TO DO: Print every record exactly, but leave out the pictures.

EXERCISE INPUTS Start Marker

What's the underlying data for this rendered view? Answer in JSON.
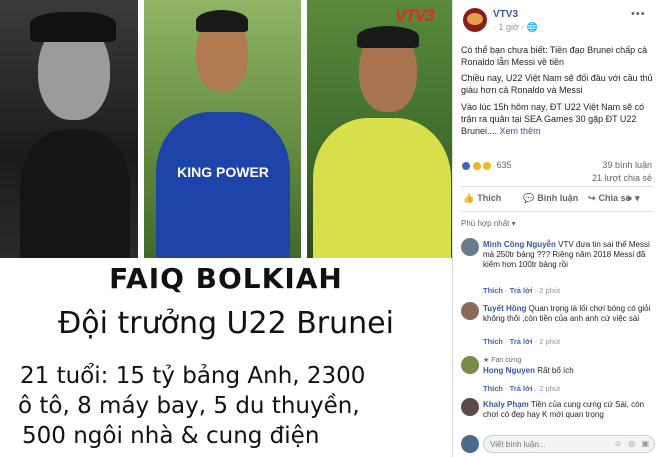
{
  "image": {
    "logo": "VTV3",
    "caption": {
      "name": "FAIQ BOLKIAH",
      "role": "Đội trưởng U22 Brunei",
      "line1": "21 tuổi: 15 tỷ bảng Anh, 2300",
      "line2": "ô tô, 8 máy bay, 5 du thuyền,",
      "line3": "500 ngôi nhà & cung điện"
    },
    "jersey_text": "KING POWER"
  },
  "post": {
    "page_name": "VTV3",
    "time": "· 1 giờ · ",
    "more": "•••",
    "paragraph1": "Có thể bạn chưa biết: Tiền đạo Brunei chấp cả Ronaldo lẫn Messi về tiền",
    "paragraph2": "Chiều nay, U22 Việt Nam sẽ đối đầu với cầu thủ giàu hơn cả Ronaldo và Messi",
    "paragraph3": "Vào lúc 15h hôm nay, ĐT U22 Việt Nam sẽ có trận ra quân tại SEA Games 30 gặp ĐT U22 Brunei....",
    "see_more": "Xem thêm",
    "reaction_count": "635",
    "comments_count": "39 bình luận",
    "shares_count": "21 lượt chia sẻ",
    "actions": {
      "like": "Thích",
      "comment": "Bình luận",
      "share": "Chia sẻ"
    },
    "sort_label": "Phù hợp nhất ▾"
  },
  "comments": [
    {
      "name": "Minh Công Nguyễn",
      "text": "VTV đưa tin sai thế Messi mà 250tr bảng ??? Riêng năm 2018 Messi đã kiếm hơn 100tr bảng rồi",
      "meta_like": "Thích",
      "meta_reply": "Trả lời",
      "meta_time": "· 2 phút"
    },
    {
      "name": "Tuyết Hồng",
      "text": "Quan trọng là lối chơi bóng có giỏi không thôi ,còn tiền của anh anh cứ việc sài",
      "meta_like": "Thích",
      "meta_reply": "Trả lời",
      "meta_time": "· 2 phút"
    },
    {
      "badge": "Fan cứng",
      "name": "Hong Nguyen",
      "text": "Rất bổ ích",
      "meta_like": "Thích",
      "meta_reply": "Trả lời",
      "meta_time": "· 2 phút"
    },
    {
      "name": "Khaly Phạm",
      "text": "Tiền của cung cưng cứ Sài, còn chơi có đẹp hay K mới quan trọng"
    }
  ],
  "composer": {
    "placeholder": "Viết bình luận..."
  },
  "colors": {
    "link": "#385898",
    "meta": "#90949c",
    "logo_red": "#e32626"
  }
}
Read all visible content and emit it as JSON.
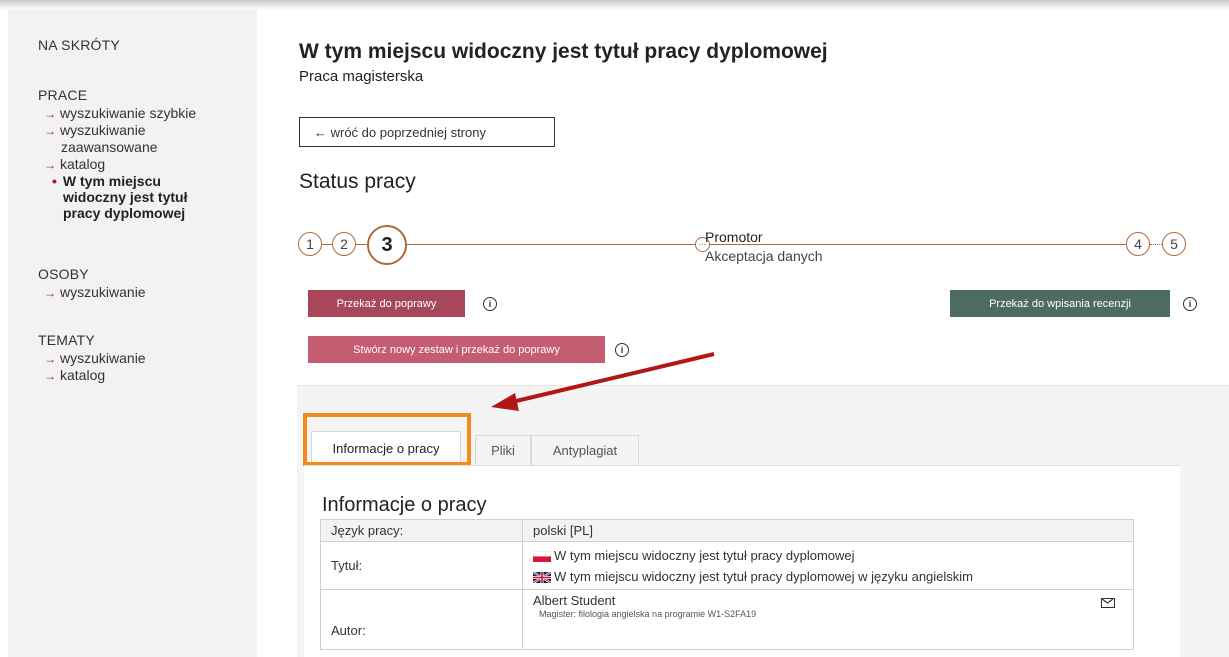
{
  "sidebar": {
    "na_skroty": "NA SKRÓTY",
    "prace": {
      "heading": "PRACE",
      "items": [
        "wyszukiwanie szybkie",
        "wyszukiwanie",
        "zaawansowane",
        "katalog"
      ],
      "current": [
        "W tym miejscu",
        "widoczny jest tytuł",
        "pracy dyplomowej"
      ]
    },
    "osoby": {
      "heading": "OSOBY",
      "items": [
        "wyszukiwanie"
      ]
    },
    "tematy": {
      "heading": "TEMATY",
      "items": [
        "wyszukiwanie",
        "katalog"
      ]
    }
  },
  "main": {
    "title": "W tym miejscu widoczny jest tytuł pracy dyplomowej",
    "subtitle": "Praca magisterska",
    "back_button": "← wróć do poprzedniej strony",
    "status_heading": "Status pracy",
    "stepper": {
      "steps": [
        "1",
        "2",
        "3",
        "4",
        "5"
      ],
      "current_role": "Promotor",
      "current_status": "Akceptacja danych",
      "progress_color": "#b06a3a"
    },
    "buttons": {
      "przekaz_do_poprawy": "Przekaż do poprawy",
      "stworz_zestaw": "Stwórz nowy zestaw i przekaż do poprawy",
      "przekaz_recenzji": "Przekaż do wpisania recenzji",
      "info_glyph": "i"
    },
    "tabs": [
      "Informacje o pracy",
      "Pliki",
      "Antyplagiat"
    ],
    "info_section": {
      "heading": "Informacje o pracy",
      "rows": {
        "jezyk_label": "Język pracy:",
        "jezyk_value": "polski [PL]",
        "tytul_label": "Tytuł:",
        "tytul_pl": "W tym miejscu widoczny jest tytuł pracy dyplomowej",
        "tytul_en": "W tym miejscu widoczny jest tytuł pracy dyplomowej w języku angielskim",
        "autor_label": "Autor:",
        "autor_name": "Albert Student",
        "autor_program": "Magister: filologia angielska na programie W1-S2FA19"
      }
    }
  },
  "colors": {
    "accent_red": "#b3151e",
    "btn_dark_red": "#a8475a",
    "btn_light_red": "#c45c72",
    "btn_green": "#4e6b62",
    "highlight_orange": "#f28a1e",
    "arrow_red": "#b01818"
  }
}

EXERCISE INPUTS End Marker

TASK OUTPUT:
What's the underlying data for this rendered view? Answer in JSON.
{
  "image": {
    "logo": "VTV3",
    "caption": {
      "name": "FAIQ BOLKIAH",
      "role": "Đội trưởng U22 Brunei",
      "line1": "21 tuổi: 15 tỷ bảng Anh, 2300",
      "line2": "ô tô, 8 máy bay, 5 du thuyền,",
      "line3": "500 ngôi nhà & cung điện"
    },
    "jersey_text": "KING POWER"
  },
  "post": {
    "page_name": "VTV3",
    "time": "· 1 giờ · ",
    "more": "•••",
    "paragraph1": "Có thể bạn chưa biết: Tiền đạo Brunei chấp cả Ronaldo lẫn Messi về tiền",
    "paragraph2": "Chiều nay, U22 Việt Nam sẽ đối đầu với cầu thủ giàu hơn cả Ronaldo và Messi",
    "paragraph3": "Vào lúc 15h hôm nay, ĐT U22 Việt Nam sẽ có trận ra quân tại SEA Games 30 gặp ĐT U22 Brunei....",
    "see_more": "Xem thêm",
    "reaction_count": "635",
    "comments_count": "39 bình luận",
    "shares_count": "21 lượt chia sẻ",
    "actions": {
      "like": "Thích",
      "comment": "Bình luận",
      "share": "Chia sẻ"
    },
    "sort_label": "Phù hợp nhất ▾"
  },
  "comments": [
    {
      "name": "Minh Công Nguyễn",
      "text": "VTV đưa tin sai thế Messi mà 250tr bảng ??? Riêng năm 2018 Messi đã kiếm hơn 100tr bảng rồi",
      "meta_like": "Thích",
      "meta_reply": "Trả lời",
      "meta_time": "· 2 phút"
    },
    {
      "name": "Tuyết Hồng",
      "text": "Quan trọng là lối chơi bóng có giỏi không thôi ,còn tiền của anh anh cứ việc sài",
      "meta_like": "Thích",
      "meta_reply": "Trả lời",
      "meta_time": "· 2 phút"
    },
    {
      "badge": "Fan cứng",
      "name": "Hong Nguyen",
      "text": "Rất bổ ích",
      "meta_like": "Thích",
      "meta_reply": "Trả lời",
      "meta_time": "· 2 phút"
    },
    {
      "name": "Khaly Phạm",
      "text": "Tiền của cung cưng cứ Sài, còn chơi có đẹp hay K mới quan trọng"
    }
  ],
  "composer": {
    "placeholder": "Viết bình luận..."
  },
  "colors": {
    "link": "#385898",
    "meta": "#90949c",
    "logo_red": "#e32626"
  }
}
Read all visible content and emit it as JSON.
{
  "sidebar": {
    "na_skroty": "NA SKRÓTY",
    "prace": {
      "heading": "PRACE",
      "items": [
        "wyszukiwanie szybkie",
        "wyszukiwanie",
        "zaawansowane",
        "katalog"
      ],
      "current": [
        "W tym miejscu",
        "widoczny jest tytuł",
        "pracy dyplomowej"
      ]
    },
    "osoby": {
      "heading": "OSOBY",
      "items": [
        "wyszukiwanie"
      ]
    },
    "tematy": {
      "heading": "TEMATY",
      "items": [
        "wyszukiwanie",
        "katalog"
      ]
    }
  },
  "main": {
    "title": "W tym miejscu widoczny jest tytuł pracy dyplomowej",
    "subtitle": "Praca magisterska",
    "back_button": "← wróć do poprzedniej strony",
    "status_heading": "Status pracy",
    "stepper": {
      "steps": [
        "1",
        "2",
        "3",
        "4",
        "5"
      ],
      "current_role": "Promotor",
      "current_status": "Akceptacja danych",
      "progress_color": "#b06a3a"
    },
    "buttons": {
      "przekaz_do_poprawy": "Przekaż do poprawy",
      "stworz_zestaw": "Stwórz nowy zestaw i przekaż do poprawy",
      "przekaz_recenzji": "Przekaż do wpisania recenzji",
      "info_glyph": "i"
    },
    "tabs": [
      "Informacje o pracy",
      "Pliki",
      "Antyplagiat"
    ],
    "info_section": {
      "heading": "Informacje o pracy",
      "rows": {
        "jezyk_label": "Język pracy:",
        "jezyk_value": "polski [PL]",
        "tytul_label": "Tytuł:",
        "tytul_pl": "W tym miejscu widoczny jest tytuł pracy dyplomowej",
        "tytul_en": "W tym miejscu widoczny jest tytuł pracy dyplomowej w języku angielskim",
        "autor_label": "Autor:",
        "autor_name": "Albert Student",
        "autor_program": "Magister: filologia angielska na programie W1-S2FA19"
      }
    }
  },
  "colors": {
    "accent_red": "#b3151e",
    "btn_dark_red": "#a8475a",
    "btn_light_red": "#c45c72",
    "btn_green": "#4e6b62",
    "highlight_orange": "#f28a1e",
    "arrow_red": "#b01818"
  }
}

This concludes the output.